It seems like you use these genre conventions to toy with audience expectations a bit too.

The thing about the horror audience is that they like horror and horror nuance; they like new takes on horror. Within the genre world, we come to accept all these freakish films as part of our own. We don’t have to explain the slasher movie in LUCKY. We are taking the trope that people already know, and doing this weird thing with it. That’s kind of a nice place to live as a filmmaker: to know you have this common language with the people who are going to be watching your movies.

Have you always liked horror movies?

Yeah! I liked horror movies as a kid. They always scared me a lot. As I got older, I just kept watching horror movies and reading a lot of comic books. It is all I want to live in. I love escapist media but I also love things that have something to say within them. I think the genre lends itself to that in a way that, maybe [within] a drama, would be harder to take.

What scares you?
A lot of things. My dad has Alzheimer’s, and I am very scared of Alzheimer’s. It’s hard to watch someone deteriorate. When he got diagnosed I changed a lot of things about the way I ate, the way I live, exercising, brain games. It is the scariest thing to me that I would start to lose my brain, my thoughts, who I am.

12 HOUR SHIFT is now available on major streaming platforms, and LUCKY is slated to premiere as a Shudder exclusive in 2021.

 

Deirdre is a Chicago-based film critic and life-long horror fan.
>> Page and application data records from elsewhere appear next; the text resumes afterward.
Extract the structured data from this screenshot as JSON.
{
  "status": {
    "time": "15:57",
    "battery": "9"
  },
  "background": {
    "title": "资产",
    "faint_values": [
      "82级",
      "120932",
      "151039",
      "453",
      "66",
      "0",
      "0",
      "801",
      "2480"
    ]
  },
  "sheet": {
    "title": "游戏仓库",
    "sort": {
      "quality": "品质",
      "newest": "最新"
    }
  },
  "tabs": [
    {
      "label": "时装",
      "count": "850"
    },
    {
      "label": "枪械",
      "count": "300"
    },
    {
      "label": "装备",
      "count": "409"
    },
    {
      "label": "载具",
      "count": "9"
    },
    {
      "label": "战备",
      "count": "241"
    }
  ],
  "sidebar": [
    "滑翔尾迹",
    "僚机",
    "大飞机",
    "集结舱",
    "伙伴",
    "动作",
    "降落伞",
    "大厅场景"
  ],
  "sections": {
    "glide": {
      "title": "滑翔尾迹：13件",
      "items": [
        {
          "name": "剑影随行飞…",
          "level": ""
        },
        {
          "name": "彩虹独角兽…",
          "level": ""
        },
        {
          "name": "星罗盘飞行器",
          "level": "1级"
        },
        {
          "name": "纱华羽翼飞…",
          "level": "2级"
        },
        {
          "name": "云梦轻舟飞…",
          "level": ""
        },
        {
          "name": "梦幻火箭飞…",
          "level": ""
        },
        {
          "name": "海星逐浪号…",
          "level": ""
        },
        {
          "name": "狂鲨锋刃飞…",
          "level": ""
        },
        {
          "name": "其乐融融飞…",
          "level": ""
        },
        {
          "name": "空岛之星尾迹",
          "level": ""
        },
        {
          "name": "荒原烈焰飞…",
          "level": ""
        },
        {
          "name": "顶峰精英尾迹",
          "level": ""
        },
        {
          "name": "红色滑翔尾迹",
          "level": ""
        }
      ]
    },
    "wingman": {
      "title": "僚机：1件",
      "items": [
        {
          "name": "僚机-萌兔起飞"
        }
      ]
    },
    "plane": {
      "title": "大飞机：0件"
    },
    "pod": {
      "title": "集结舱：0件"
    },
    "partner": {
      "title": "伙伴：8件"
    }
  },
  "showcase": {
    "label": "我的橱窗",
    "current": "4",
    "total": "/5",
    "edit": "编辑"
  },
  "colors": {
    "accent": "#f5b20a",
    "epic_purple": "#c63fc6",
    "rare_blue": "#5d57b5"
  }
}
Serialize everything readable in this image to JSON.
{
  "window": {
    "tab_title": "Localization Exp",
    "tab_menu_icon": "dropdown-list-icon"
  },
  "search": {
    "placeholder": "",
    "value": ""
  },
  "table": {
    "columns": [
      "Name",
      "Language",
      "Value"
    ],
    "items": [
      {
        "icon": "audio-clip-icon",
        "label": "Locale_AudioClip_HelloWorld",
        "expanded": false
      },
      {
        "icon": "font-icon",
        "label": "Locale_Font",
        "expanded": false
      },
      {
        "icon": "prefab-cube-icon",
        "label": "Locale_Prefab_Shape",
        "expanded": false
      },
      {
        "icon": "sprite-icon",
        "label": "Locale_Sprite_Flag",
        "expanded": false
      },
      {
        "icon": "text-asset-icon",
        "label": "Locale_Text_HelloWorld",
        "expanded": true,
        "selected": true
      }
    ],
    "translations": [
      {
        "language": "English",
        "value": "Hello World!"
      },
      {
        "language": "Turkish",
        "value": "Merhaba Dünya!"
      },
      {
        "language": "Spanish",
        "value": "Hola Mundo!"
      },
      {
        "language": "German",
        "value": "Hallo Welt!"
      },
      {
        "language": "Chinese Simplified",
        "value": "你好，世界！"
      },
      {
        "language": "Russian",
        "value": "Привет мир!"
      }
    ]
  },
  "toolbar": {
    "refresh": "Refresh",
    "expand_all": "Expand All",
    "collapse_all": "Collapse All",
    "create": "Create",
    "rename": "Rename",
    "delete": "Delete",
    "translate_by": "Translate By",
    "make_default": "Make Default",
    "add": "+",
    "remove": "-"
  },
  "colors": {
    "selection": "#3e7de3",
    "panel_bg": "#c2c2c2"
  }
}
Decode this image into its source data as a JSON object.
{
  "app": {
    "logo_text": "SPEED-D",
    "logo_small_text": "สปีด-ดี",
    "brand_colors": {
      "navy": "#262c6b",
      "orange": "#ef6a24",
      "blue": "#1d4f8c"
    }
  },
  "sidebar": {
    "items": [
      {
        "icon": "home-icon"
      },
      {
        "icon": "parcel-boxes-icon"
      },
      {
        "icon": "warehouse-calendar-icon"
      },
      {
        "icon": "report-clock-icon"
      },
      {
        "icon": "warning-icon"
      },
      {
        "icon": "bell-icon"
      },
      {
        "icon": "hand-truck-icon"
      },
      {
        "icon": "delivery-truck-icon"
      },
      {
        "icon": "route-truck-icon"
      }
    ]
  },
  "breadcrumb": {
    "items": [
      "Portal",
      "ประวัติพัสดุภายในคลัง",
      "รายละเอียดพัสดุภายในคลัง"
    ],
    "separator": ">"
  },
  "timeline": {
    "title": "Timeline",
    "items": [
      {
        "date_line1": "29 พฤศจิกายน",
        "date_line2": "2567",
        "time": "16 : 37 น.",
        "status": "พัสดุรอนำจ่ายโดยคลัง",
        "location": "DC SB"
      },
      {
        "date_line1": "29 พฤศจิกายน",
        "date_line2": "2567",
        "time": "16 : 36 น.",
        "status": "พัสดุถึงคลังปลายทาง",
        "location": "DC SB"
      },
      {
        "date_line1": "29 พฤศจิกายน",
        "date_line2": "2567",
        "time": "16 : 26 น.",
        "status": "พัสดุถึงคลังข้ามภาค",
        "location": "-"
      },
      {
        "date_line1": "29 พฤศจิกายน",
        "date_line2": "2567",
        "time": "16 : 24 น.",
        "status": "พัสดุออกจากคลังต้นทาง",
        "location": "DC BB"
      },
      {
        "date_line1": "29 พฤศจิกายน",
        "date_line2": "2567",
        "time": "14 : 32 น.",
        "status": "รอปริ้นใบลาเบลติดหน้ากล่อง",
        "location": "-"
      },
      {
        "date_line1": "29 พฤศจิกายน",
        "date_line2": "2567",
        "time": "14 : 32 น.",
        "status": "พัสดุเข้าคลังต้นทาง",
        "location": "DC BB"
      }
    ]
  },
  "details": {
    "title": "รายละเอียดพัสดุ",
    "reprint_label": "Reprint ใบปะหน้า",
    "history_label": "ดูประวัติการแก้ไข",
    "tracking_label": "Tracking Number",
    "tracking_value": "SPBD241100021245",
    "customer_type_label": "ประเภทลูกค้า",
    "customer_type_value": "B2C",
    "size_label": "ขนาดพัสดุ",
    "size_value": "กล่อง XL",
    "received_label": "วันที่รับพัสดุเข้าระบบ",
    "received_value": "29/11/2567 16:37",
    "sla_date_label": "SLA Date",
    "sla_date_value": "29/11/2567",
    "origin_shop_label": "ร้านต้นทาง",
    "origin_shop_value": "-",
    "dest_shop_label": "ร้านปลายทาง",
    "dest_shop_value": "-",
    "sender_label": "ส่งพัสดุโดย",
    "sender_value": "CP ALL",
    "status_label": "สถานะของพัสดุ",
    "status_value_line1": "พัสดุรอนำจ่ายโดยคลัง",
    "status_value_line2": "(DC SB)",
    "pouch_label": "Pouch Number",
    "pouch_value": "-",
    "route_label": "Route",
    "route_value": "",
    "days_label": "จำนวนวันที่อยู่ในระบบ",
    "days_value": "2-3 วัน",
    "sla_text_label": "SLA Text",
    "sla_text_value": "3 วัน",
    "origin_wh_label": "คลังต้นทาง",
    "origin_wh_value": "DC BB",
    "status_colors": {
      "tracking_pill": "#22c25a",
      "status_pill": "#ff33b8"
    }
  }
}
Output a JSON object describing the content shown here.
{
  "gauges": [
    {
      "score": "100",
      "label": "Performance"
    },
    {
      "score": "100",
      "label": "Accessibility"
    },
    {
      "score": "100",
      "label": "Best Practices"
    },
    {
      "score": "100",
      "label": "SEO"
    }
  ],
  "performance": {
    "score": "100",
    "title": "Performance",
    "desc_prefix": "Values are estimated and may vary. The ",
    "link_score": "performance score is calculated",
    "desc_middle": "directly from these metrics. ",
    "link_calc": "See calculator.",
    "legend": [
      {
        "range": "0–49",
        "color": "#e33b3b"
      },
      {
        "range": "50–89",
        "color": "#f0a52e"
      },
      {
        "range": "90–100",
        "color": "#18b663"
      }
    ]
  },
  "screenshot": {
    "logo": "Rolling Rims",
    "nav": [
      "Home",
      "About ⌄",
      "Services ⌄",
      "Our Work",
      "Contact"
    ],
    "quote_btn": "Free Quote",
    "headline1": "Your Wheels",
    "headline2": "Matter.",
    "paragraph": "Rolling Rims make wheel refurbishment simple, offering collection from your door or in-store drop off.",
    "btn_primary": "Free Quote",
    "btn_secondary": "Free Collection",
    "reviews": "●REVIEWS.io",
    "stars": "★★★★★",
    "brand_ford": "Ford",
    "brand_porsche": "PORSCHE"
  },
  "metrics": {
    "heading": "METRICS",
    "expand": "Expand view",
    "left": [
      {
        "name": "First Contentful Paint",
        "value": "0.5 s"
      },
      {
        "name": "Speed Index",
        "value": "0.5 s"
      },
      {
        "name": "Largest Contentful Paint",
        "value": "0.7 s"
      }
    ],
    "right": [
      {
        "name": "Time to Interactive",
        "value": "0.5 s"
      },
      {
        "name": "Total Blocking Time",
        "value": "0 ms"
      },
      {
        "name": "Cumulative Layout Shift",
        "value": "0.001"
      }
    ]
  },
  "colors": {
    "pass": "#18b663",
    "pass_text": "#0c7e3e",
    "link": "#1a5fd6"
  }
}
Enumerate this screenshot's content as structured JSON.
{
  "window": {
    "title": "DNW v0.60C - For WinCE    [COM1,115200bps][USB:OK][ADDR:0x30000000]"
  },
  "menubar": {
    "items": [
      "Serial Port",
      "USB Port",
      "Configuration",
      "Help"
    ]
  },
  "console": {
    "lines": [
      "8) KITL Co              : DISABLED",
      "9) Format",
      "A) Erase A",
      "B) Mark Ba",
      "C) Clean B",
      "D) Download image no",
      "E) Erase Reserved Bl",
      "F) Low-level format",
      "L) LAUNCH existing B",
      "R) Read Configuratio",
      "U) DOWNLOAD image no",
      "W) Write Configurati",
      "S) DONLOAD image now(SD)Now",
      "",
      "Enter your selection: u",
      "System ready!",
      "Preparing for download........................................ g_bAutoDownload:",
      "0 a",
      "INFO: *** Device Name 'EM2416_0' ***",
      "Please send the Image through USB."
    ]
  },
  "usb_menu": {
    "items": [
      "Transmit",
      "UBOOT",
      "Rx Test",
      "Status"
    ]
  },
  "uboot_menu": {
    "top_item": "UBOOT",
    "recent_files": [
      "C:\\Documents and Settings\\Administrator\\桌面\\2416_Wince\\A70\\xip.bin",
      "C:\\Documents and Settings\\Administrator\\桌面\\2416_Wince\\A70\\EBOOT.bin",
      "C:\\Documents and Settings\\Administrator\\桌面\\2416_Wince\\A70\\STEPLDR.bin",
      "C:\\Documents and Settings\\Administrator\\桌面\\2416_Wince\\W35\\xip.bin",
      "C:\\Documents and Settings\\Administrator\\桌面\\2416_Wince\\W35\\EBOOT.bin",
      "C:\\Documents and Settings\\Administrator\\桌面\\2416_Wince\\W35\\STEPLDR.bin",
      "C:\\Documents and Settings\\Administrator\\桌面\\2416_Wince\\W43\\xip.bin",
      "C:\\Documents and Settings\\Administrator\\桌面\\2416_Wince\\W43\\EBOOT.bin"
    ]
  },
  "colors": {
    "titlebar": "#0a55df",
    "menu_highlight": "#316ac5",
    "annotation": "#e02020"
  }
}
In addition to writing for RUE MORGUE, she also contributes to BIRTH.MOVIES.DEATH., FILM THRILLS, and HIGH DEF DIGEST. She's got two black cats and wrote her Master's thesis on George Romero.